The academic credentials of a new Buffalo Board of Education member are in dispute, with D'Youville College officials contesting the claim of Ralph Hernandez that he earned a master's degree from the school.
"We do not have a record indicating that the student has obtained a master's degree from our institution," D. John Bray, D'Youville's director of public relations, said in a letter to The Buffalo News.
That letter was in response to a July 17 story about Hernandez, in which the board's West District representative said he earned a master's degree in health services administration earlier this year.
D'Youville officials acknowledged that Hernandez was pursuing a master's degree and was allowed to take part in graduation ceremonies but said he did not complete his degree requirements.
The officials said they feel a responsibility to set the record straight but are prohibited by federal privacy laws from discussing the board member's academic record in greater detail.
Hernandez said Thursday that he already earned his master's degree and will likely pursue the issue with D'Youville officials. "My position is that I have the necessary paperwork to earn my degree," he said.
Hernandez said he learned nine or 10 days before graduation that he had failed to take one required course. He said he was not previously aware of that requirement because "I was never given proper student advisement."
Hernandez said he discussed the matter prior to graduation with John J. Donohue, D'Youville's vice president for academic affairs, and that Donohue agreed to waive the course requirement and allow him to graduate.
Although he did not receive an actual diploma, Hernandez said he simply assumed the necessary paperwork had not been completed.
Hernandez attributed the dispute to an apparent misunderstanding. "If the college would prefer that I don't say I have a master's degree from D'Youville College, I'll be happy to abide by that," he added.
Donohue declined to comment on any discussions he had with Hernandez, citing the restraints of federal law.
On a separate issue, Hernandez, who is seeking a three-year moratorium on the establishment of new district-sponsored charter schools, acknowledged that he explored the possibility last year of helping organize a charter school in Buffalo's Hispanic community.
Hernandez said he met once with Peter Murphy, vice president of the New York Charter Schools Resource Center, to gather information on charter schools, but decided against the idea.

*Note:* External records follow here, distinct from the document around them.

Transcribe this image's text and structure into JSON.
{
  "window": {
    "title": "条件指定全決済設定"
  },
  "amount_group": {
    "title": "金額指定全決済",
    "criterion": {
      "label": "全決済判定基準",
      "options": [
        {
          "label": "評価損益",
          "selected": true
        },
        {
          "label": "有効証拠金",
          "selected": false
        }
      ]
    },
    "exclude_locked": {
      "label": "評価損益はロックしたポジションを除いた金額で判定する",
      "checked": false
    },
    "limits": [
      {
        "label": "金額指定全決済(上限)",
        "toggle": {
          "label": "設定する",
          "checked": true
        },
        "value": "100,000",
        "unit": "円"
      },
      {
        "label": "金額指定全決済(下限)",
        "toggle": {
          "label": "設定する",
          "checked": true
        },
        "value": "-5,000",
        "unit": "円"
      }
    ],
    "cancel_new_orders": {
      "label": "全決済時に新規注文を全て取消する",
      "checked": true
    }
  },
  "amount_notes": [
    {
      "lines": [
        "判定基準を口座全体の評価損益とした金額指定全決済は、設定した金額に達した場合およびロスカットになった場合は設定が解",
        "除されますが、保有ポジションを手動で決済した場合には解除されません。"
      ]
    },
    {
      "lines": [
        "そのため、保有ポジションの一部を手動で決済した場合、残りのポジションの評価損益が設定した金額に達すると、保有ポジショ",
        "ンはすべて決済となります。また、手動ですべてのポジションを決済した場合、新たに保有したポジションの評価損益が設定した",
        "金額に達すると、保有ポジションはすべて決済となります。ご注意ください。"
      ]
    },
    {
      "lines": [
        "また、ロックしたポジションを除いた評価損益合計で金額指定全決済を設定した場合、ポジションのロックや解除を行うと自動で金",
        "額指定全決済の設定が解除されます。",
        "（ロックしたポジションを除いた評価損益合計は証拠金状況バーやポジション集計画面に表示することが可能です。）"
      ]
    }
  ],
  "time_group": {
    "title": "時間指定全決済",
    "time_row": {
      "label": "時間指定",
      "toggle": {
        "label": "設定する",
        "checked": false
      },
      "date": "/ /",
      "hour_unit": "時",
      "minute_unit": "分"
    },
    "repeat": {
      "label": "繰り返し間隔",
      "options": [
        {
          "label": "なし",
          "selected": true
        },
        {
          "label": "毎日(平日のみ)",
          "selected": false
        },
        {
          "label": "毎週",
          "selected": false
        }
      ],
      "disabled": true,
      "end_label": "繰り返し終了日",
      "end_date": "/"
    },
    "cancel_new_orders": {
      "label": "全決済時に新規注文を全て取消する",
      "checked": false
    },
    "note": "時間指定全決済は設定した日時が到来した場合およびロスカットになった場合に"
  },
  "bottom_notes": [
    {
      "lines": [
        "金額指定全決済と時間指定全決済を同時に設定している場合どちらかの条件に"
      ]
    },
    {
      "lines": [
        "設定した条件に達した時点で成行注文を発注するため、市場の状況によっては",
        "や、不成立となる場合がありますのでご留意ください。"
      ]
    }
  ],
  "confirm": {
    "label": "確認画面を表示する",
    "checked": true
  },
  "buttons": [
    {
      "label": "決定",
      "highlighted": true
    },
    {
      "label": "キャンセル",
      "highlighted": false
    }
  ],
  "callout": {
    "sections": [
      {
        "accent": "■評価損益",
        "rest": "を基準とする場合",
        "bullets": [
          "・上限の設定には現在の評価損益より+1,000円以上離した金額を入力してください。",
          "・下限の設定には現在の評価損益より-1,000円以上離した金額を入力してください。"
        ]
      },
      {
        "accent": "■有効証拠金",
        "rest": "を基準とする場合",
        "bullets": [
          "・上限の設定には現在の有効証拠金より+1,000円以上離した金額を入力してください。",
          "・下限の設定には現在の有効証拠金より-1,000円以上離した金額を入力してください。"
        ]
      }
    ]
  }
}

"I didn't get anywhere near the point of saying it was an issue I wanted to pursue," Hernandez said. "My position was largely to educate myself. I asked him a million questions because that's the way I am. My decision was: This is not good for Buffalo."

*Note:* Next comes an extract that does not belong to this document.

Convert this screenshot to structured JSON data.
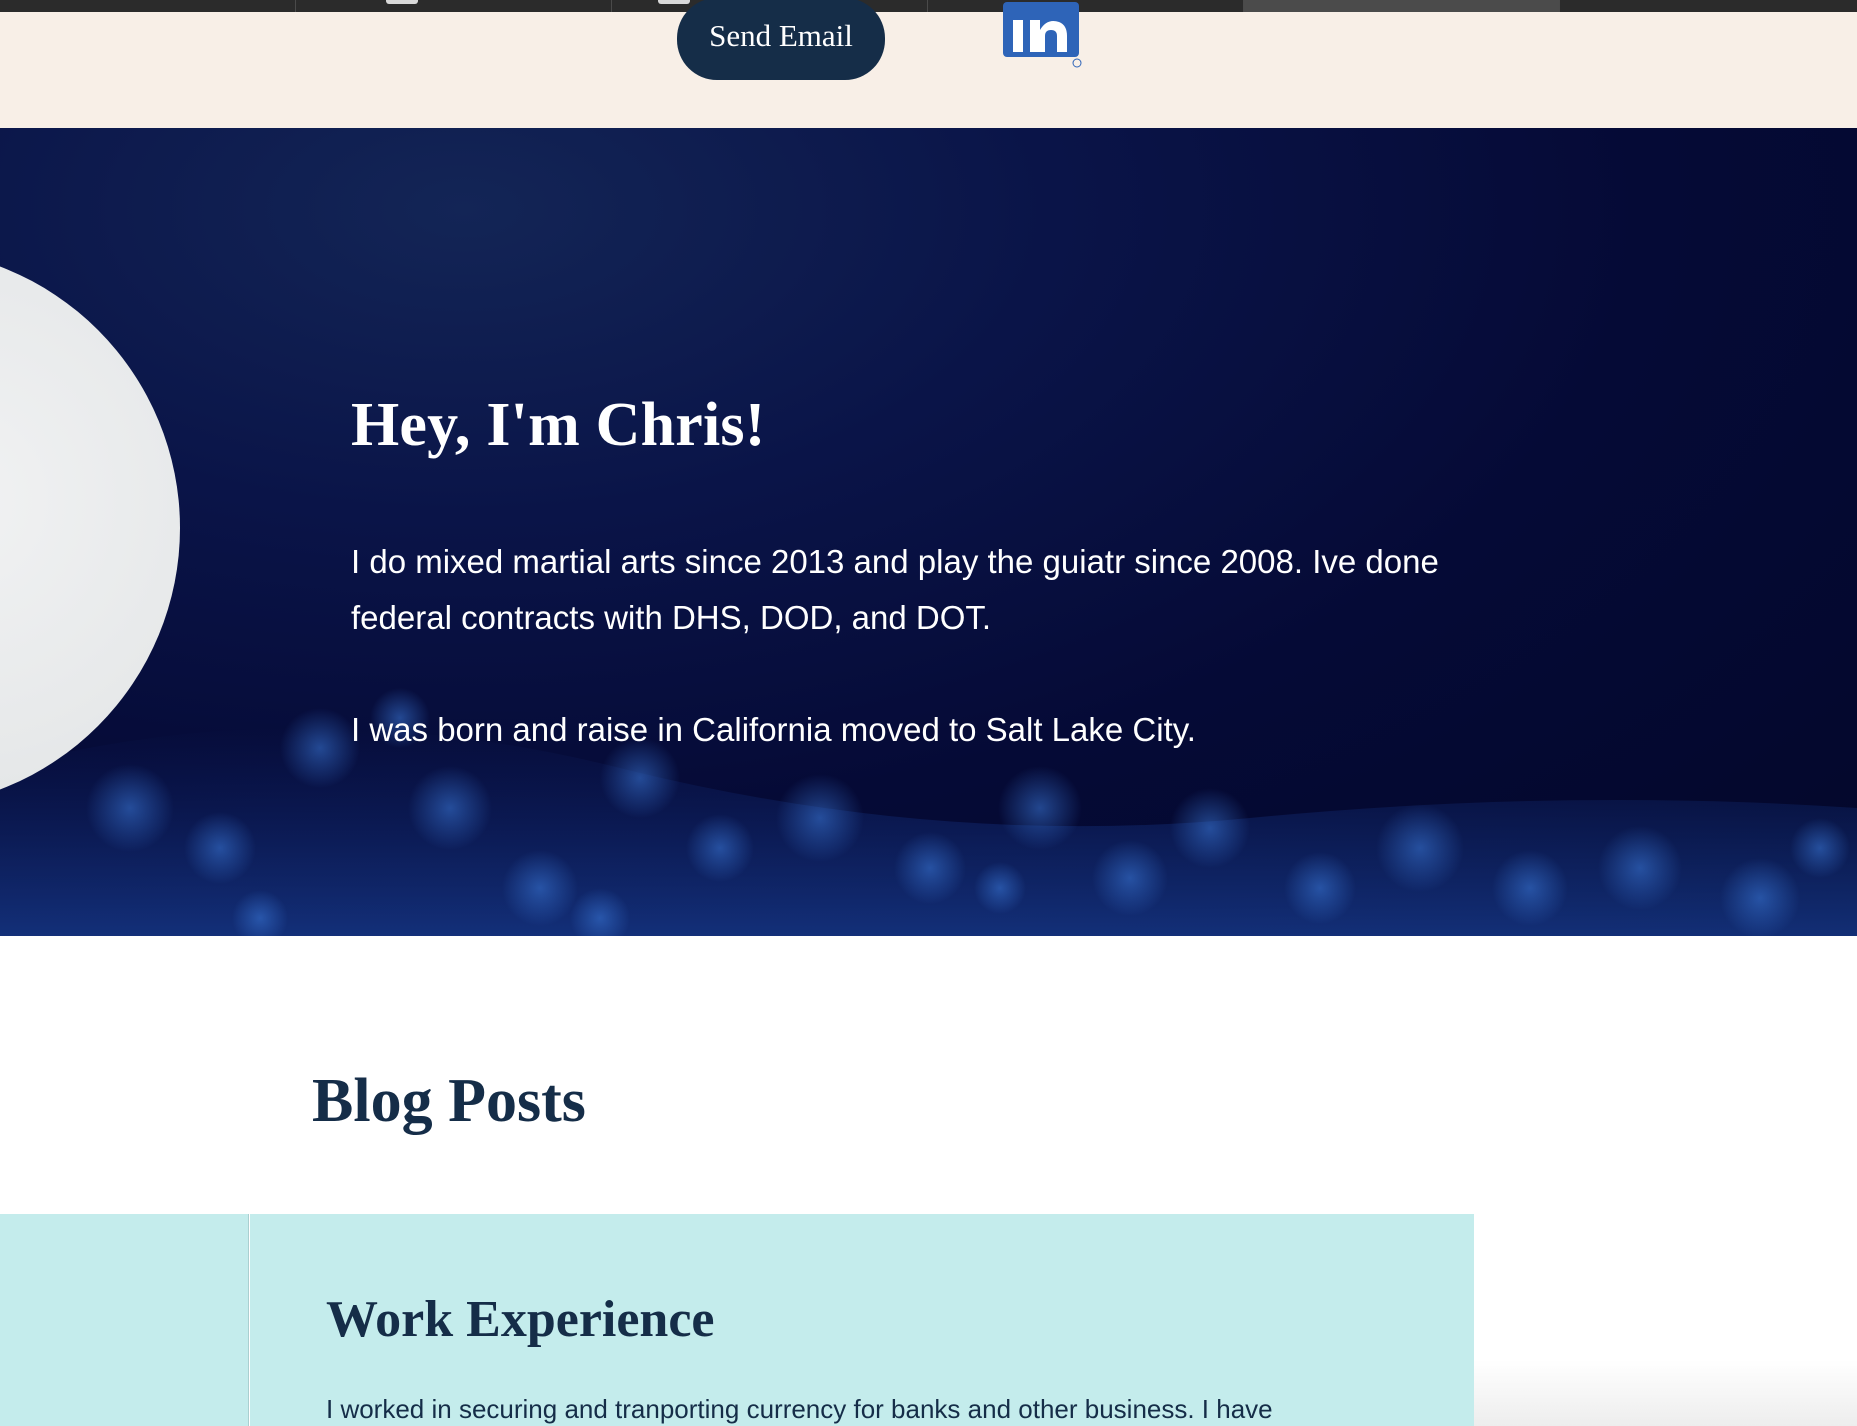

Murphy said they met at a Niagara Street restaurant last August at Hernandez's request. He said Hernandez at first seemed to be "a fairly enthusiastic charter supporter" and "expressed very keen interest" in pursuing a charter school on Buffalo's West Side.
Murphy said Hernandez did not contact him again after that initial meeting and that it is not unusual for people to explore and then drop the idea of founding a charter school.
"But when I heard he was running for the board and that he was anti-charter, I said: 'Wait a minute. Didn't I meet this guy?' " Murphy said. "I never before had an instance where someone expressed that kind of interest and ended up on an anti-charter slate."
Hernandez won the West District seat as a write-in candidate last May and had the endorsement of the Buffalo Teachers Federation, which strongly opposes a plan to establish a broad network of district-sponsored charter schools.
At his first full business meeting on the board, Hernandez earlier this month circulated a five-page proposal seeking a moratorium on new district-sponsored charter schools.